Born Standing Up
The history of Western culture is full of artists who bled, starved, or courted madness for their work and their audience. But come on: How many of those phonies stuck an arrow through their head for us? Steve Martin’s Born Standing Up is a spare, unexpectedly resonant remembrance of things past, the things in question being balloon animals and bunny ears, as well as the awkwardness Martin felt with his sullen father and the profound silliness he himself unleashed on stage. The book is unexpected not because fans have forgotten the sunburst that was Martin’s stand-up but because you’d be forgiven for wondering if he has. It’s been decades since he began reinventing himself as a wry, quietly powerful novelist, a snowy-haired movie dad, and a real, as opposed to ironic, sophisticate. ”I ignored my stand-up career for twenty-five years,” he writes, ”but now, having finished this memoir, I view this time with surprising warmth. One can have, it turns out, an affection for the war years.”

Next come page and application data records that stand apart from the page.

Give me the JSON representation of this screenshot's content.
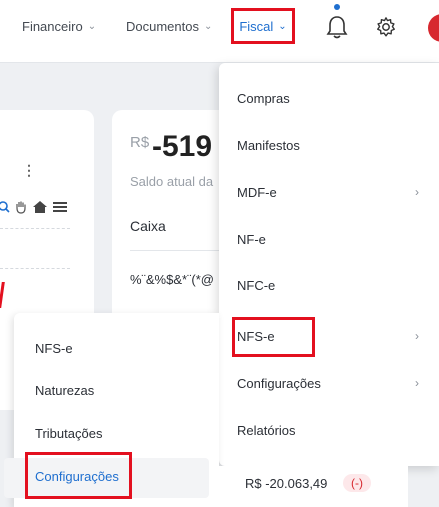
{
  "colors": {
    "accent": "#1f6fcf",
    "highlight_red": "#e3101f",
    "negative": "#d7282f"
  },
  "nav": {
    "financeiro": "Financeiro",
    "documentos": "Documentos",
    "fiscal": "Fiscal"
  },
  "balance_card": {
    "currency": "R$",
    "value": "-519",
    "label": "Saldo atual da",
    "column_header": "Caixa",
    "garbled_row": "%¨&%$&*¨(*@"
  },
  "fiscal_menu": {
    "items": [
      {
        "label": "Compras",
        "has_submenu": false
      },
      {
        "label": "Manifestos",
        "has_submenu": false
      },
      {
        "label": "MDF-e",
        "has_submenu": true
      },
      {
        "label": "NF-e",
        "has_submenu": false
      },
      {
        "label": "NFC-e",
        "has_submenu": false
      },
      {
        "label": "NFS-e",
        "has_submenu": true
      },
      {
        "label": "Configurações",
        "has_submenu": true
      },
      {
        "label": "Relatórios",
        "has_submenu": false
      }
    ]
  },
  "nfse_submenu": {
    "items": [
      {
        "label": "NFS-e"
      },
      {
        "label": "Naturezas"
      },
      {
        "label": "Tributações"
      },
      {
        "label": "Configurações",
        "active": true
      }
    ]
  },
  "transaction": {
    "amount": "R$ -20.063,49",
    "badge": "(-)"
  }
}
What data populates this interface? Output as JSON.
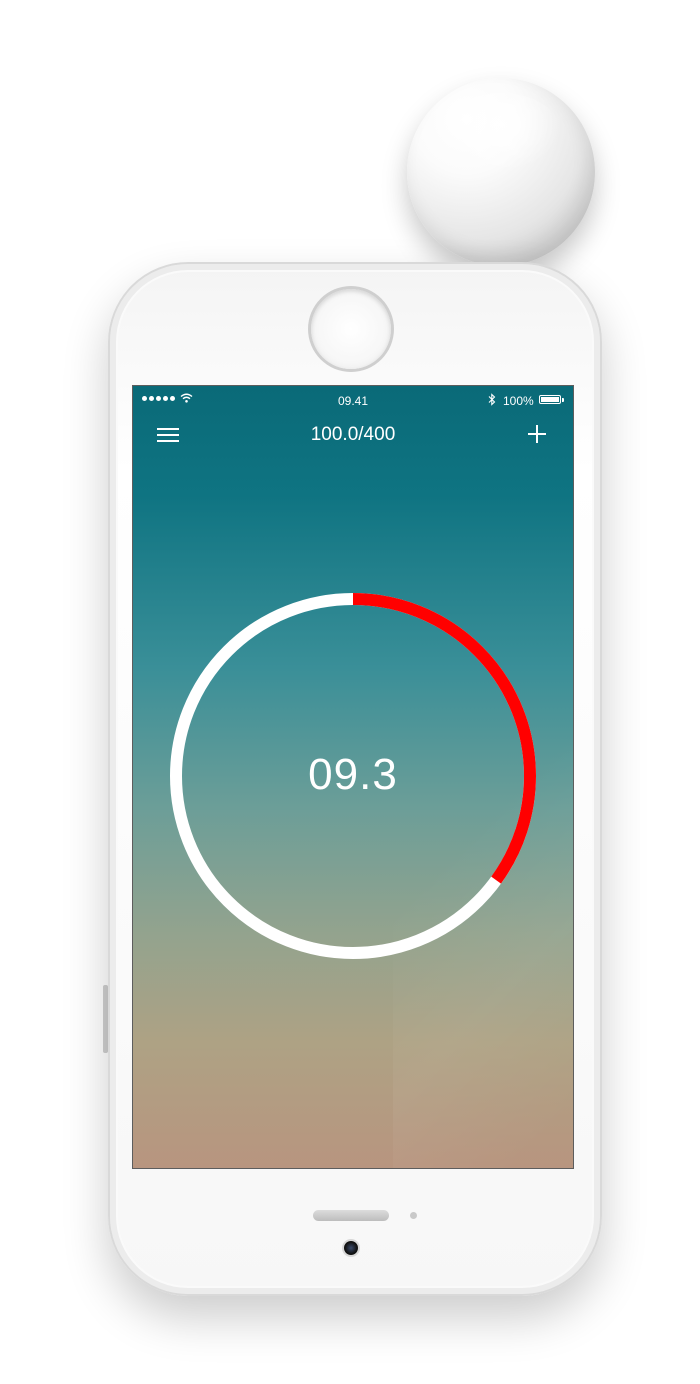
{
  "status_bar": {
    "signal_dots": 5,
    "time": "09.41",
    "battery": "100%"
  },
  "nav": {
    "title": "100.0/400",
    "menu_icon": "hamburger-menu-icon",
    "add_icon": "plus-icon"
  },
  "gauge": {
    "reading": "09.3",
    "progress_fraction": 0.35,
    "track_color": "#ffffff",
    "progress_color": "#ff0000"
  },
  "colors": {
    "screen_top": "#0a6a78",
    "screen_bottom": "#b8957f"
  }
}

Martin’s prose is unusually meditative for a guy who once insisted that the ozone layer had to be saved because it was shielding us from another, more distant layer — of farts. Off stage, he always tended toward the non-wild and not-so-crazy. By 15, Martin was doing magic acts for Cub Scouts and making notes: ”Leave out unessasary [sic] jokes… relax, don’t shake… charge money.” At 20, he performed for a week at a club in San Francisco, where a sign in the kitchen read ”Anyone giving money to Janis Joplin before her last set is fired!” It was here that his act became not comedy but ”a parody of comedy.” Every desperate thing he’d done just to fill a 25-minute set — balloons, banjo playing, nose-glasses — suddenly cohered.
Describing the road to his colossal fame, Martin drops tidbits about being intimidated by Linda Ronstadt (”Steve, do you often date girls and not try to sleep with them?”) and passing Elvis backstage in Vegas (”Son, you have an ob-leek sense of humor”). He talks about anxiety attacks and his father’s death. But this is not some star’s tell-all. Martin’s one true subject is the evolution of his comedy — the transcendent moments when he realized, say, that punchlines were the enemy, that a white suit could be seen better in a concert hall. Born is a smart, gentlemanly, modest book. That it comes from a man who’s spent his life lampooning arrogance makes it all the more winning. In 2001, while hosting the Oscars, Martin had a one-liner that deserves to be remembered as one of the great skewerings of celebrity vanity. ”Please hold your applause,” he said. ”Until it’s for me.” Fair enough. Here it comes: A
Want more Steve Martin? See the roles — from The Jerk to Little Shop of Horrors to Shopgirl — that turned this Wild and Crazy Guy into a movie star in our photo gallery.